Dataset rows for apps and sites

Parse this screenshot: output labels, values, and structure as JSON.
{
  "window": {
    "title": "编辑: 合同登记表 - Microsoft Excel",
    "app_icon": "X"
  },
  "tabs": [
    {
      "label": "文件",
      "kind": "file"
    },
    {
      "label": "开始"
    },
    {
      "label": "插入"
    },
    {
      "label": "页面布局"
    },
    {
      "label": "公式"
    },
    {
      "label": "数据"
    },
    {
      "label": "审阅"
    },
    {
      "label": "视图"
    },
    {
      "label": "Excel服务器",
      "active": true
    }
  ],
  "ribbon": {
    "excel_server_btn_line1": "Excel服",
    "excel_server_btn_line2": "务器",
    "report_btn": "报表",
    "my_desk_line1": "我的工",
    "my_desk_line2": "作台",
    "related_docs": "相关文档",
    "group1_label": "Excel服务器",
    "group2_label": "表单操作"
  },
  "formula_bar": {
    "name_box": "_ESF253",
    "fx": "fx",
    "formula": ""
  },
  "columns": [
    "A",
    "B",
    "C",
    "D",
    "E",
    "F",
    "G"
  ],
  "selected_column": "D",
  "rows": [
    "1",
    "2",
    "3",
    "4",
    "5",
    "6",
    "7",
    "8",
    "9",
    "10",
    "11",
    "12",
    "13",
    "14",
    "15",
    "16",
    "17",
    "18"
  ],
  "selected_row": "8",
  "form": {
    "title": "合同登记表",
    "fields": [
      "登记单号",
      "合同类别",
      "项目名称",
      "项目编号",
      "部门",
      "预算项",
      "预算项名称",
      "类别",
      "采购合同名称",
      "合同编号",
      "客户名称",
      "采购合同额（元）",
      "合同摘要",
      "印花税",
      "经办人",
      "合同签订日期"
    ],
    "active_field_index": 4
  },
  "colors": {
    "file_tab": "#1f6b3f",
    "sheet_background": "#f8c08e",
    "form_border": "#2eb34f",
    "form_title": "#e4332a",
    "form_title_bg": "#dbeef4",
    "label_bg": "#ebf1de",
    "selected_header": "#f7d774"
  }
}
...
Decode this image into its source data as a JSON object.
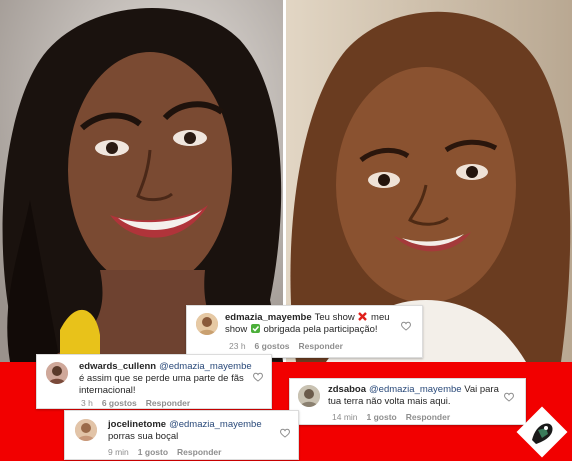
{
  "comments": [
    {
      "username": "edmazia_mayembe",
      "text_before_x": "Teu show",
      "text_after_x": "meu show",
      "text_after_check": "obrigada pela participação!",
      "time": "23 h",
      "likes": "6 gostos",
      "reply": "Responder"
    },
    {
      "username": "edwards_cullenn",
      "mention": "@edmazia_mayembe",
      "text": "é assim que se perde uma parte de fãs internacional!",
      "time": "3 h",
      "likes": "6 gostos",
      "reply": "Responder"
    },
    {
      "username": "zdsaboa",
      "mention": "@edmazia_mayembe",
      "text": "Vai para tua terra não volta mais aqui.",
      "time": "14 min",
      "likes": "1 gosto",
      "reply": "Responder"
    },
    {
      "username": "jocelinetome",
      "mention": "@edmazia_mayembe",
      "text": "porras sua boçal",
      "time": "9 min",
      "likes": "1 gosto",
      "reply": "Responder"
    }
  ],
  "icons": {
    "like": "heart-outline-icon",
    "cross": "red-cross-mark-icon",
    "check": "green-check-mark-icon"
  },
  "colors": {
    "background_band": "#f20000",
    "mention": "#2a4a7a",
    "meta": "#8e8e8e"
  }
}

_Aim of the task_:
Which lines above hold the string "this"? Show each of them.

_Result_:
Parse this screenshot: output labels, values, and structure as JSON.
Decode this image into its source data as a JSON object.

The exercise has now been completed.